Major C. T. CHRISTENSEN,

Asst. Adjt. General, Hdqrs. div. of West Mississippi:

MAJOR: In compliance with General Orders, Numbers 3, headquarters Division of West Mississippi, I beg to report regarding affairs in this district and its vicinity. Most of the rebel troops in West Florida and Alabama have left to re-enforce Johnston at Atlanta and Polk, Forrest, and Roddey's army, on the Mobile and Ohio Railroad, in Mississippi. Refugees and deserters report the balance of rebel troops in my neighborhood distributed as follows: Mobile, militia only enough to do the guard duty; Fort Morgan, 600 men; Camp Withers, two companies cavalry; Camp Andrew, at Bonsecours Bay, four companies infantry, guarding salt-works; Camp Powell, near Perdido River, one company cavalry; at Pollard, five companies infantry and the Fifteenth Confederate Cavalry, Colonel Maury commanding, under marching orders; at Fifteen-Mile Station, on the pensacola and Pollard Railroad, 500 cavalry and three pieces artillery; between the Escambia and Chattahoochee Rivers, three companies of cavalry; at and around Milton, one-half company at Elba, one-half at Abbeville, one-half at Newton, and one at Marianna.

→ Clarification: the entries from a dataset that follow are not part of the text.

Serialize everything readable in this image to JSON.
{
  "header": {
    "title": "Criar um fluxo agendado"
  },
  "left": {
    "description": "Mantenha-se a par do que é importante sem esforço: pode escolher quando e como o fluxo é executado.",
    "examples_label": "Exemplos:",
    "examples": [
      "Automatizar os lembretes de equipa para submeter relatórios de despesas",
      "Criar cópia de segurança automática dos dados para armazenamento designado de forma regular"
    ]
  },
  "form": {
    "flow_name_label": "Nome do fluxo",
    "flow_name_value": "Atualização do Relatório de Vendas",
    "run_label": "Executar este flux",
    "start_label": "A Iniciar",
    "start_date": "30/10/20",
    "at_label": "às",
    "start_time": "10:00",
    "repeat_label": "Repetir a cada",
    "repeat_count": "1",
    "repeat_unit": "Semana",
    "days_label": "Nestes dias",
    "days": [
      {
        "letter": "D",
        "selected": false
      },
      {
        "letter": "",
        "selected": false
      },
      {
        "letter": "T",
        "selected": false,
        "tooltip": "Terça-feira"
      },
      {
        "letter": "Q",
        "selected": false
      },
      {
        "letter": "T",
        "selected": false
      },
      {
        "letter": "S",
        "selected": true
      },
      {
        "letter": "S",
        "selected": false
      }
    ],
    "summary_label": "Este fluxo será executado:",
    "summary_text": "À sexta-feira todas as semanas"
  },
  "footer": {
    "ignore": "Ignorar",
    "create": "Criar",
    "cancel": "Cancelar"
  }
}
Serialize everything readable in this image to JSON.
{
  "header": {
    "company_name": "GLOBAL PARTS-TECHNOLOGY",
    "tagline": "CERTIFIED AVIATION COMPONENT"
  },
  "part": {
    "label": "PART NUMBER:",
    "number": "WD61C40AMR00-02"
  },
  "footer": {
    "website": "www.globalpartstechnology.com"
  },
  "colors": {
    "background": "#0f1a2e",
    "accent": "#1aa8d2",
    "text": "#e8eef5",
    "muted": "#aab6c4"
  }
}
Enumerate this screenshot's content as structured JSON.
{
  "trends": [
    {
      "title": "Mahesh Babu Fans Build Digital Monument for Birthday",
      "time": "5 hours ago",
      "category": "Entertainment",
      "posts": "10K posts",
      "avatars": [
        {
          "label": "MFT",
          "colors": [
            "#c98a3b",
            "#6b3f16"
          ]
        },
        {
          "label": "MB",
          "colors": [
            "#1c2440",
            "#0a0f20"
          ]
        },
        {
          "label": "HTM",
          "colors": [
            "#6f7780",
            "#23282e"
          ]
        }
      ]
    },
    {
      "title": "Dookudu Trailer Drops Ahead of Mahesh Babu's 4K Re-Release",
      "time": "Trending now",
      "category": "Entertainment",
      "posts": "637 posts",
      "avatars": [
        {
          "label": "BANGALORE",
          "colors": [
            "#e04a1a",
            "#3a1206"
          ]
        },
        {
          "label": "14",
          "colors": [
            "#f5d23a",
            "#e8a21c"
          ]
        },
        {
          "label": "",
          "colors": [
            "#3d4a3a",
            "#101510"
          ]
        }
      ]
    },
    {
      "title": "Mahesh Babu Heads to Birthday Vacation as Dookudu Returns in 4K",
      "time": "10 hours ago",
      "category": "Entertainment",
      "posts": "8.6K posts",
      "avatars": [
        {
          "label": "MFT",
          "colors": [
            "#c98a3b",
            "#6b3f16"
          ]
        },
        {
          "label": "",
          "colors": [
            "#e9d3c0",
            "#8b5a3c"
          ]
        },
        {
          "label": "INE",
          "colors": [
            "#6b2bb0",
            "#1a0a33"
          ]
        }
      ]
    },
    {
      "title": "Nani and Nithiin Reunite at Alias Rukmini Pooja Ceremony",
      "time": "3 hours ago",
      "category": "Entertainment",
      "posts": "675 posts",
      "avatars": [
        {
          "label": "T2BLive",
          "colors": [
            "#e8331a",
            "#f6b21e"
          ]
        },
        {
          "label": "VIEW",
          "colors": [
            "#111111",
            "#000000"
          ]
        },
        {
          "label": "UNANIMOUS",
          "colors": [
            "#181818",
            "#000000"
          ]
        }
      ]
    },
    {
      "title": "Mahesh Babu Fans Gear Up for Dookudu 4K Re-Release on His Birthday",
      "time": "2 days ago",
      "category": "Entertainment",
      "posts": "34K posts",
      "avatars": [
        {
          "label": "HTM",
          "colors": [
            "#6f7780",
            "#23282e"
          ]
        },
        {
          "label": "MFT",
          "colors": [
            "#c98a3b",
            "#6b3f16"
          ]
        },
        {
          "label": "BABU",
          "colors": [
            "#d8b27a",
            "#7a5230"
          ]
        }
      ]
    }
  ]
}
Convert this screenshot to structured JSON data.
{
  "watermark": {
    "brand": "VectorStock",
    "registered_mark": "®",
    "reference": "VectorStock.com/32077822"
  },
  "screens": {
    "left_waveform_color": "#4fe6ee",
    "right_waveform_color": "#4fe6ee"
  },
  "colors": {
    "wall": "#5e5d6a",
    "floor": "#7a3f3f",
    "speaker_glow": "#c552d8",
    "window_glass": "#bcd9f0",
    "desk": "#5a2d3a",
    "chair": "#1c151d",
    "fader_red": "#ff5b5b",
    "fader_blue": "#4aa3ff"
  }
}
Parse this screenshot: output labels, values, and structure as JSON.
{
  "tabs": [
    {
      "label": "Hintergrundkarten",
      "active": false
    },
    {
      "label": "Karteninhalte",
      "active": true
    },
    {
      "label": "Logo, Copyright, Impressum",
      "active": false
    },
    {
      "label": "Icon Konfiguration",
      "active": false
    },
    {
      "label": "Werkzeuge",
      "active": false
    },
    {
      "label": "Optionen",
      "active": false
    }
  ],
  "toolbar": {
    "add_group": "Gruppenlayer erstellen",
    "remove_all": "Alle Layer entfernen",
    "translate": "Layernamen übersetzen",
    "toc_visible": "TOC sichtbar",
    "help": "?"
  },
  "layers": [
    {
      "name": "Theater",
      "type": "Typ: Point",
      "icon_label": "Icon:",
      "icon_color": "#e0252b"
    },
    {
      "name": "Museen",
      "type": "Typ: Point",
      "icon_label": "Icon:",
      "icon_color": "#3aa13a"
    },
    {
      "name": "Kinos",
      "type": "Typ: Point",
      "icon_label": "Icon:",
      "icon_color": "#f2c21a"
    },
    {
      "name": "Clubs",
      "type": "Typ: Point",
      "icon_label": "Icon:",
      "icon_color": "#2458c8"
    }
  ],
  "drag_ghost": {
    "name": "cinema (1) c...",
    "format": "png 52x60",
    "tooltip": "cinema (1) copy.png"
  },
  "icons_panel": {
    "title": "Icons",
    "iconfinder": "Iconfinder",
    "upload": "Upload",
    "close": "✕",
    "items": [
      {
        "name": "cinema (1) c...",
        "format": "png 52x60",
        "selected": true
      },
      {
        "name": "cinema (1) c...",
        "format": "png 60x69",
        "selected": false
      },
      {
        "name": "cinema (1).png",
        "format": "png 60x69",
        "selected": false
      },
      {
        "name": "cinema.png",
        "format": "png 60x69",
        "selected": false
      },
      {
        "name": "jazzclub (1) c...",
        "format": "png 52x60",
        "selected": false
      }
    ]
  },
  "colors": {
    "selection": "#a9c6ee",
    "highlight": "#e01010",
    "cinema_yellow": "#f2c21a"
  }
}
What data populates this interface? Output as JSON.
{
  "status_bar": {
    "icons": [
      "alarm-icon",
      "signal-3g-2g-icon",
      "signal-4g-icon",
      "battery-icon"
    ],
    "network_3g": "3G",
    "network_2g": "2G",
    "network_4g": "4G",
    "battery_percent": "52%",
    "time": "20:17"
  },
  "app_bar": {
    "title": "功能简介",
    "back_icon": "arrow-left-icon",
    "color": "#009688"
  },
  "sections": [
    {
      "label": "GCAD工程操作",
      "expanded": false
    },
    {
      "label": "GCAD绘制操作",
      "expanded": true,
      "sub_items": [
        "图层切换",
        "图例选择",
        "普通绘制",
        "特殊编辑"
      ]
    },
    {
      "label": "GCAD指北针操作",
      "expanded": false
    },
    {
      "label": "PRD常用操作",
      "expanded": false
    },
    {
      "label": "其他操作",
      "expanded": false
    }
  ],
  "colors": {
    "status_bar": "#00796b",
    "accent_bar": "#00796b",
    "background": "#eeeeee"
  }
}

Considering the comparatively very small number of rebel troops thus scattered in West Florida and Alabama, in twenty counties, comprising more than 20,000 square miles, I beg respectfully to recommend a cavalry raid as far as Columbus, Ga. Possessing the most minute information, I am confident that 2,000 men, well mounted and armed, would be sufficient to do the work safely and obtain brilliant results of vital importance, facilitating greatly the success of our armies in Virginia and Georgia, and while much reducing the rebel resources in general, forcing, especially, starvation upon Mobile, thus rendering one of the most formidable rebel strongholds comparatively helpless. If enabled by the commanding general to make the raid, I would enter Saint Andrew' Bay on steamers, land near Bethem's Mill, at McCormick's Landing (15 feet depth), and destroy the numerous salt-works, with a daily produce of 500 bushels of salt for the so-called Confederacy; take the Hickory (Orange) Hill road, and, leaving Marianna, Abbeville, and Fort Gaines on the right, enter Newton (a rebel depot for bacon and corn), strike the terminus of the Macon and Georgetown Branch Railroad at Eufaula, destroy the railroad and telegraph line, and leaving Union Spring to the left, cross the railroad at Silver's Station, and destroy the Mobile and Girard Railroad, enter Columbus, Ga., destroy all the Government machine-shops, factories and manufactories, and fifteen warehouses full of cotton; destroy also the Columbus and Macon, Columbus and Opelika, and West point and Montgomery Railroads. From Opelika I would continue on the north side of the railroad to Wetumpka, a military prison, with over 3,000 Union prisoners, and, liberating the, march upon Montgomery, the capital of Alabama, and destroying the railroad around the city, with the Government machine-shops and cotton warehouses, proceed on the public road east of the railroad down to Pollard; there also destroy the railroad, numerous engines, and very valuable rolling-stock, and return from Pollard via Fifteen-Mile House and Pensacola to Barrancas.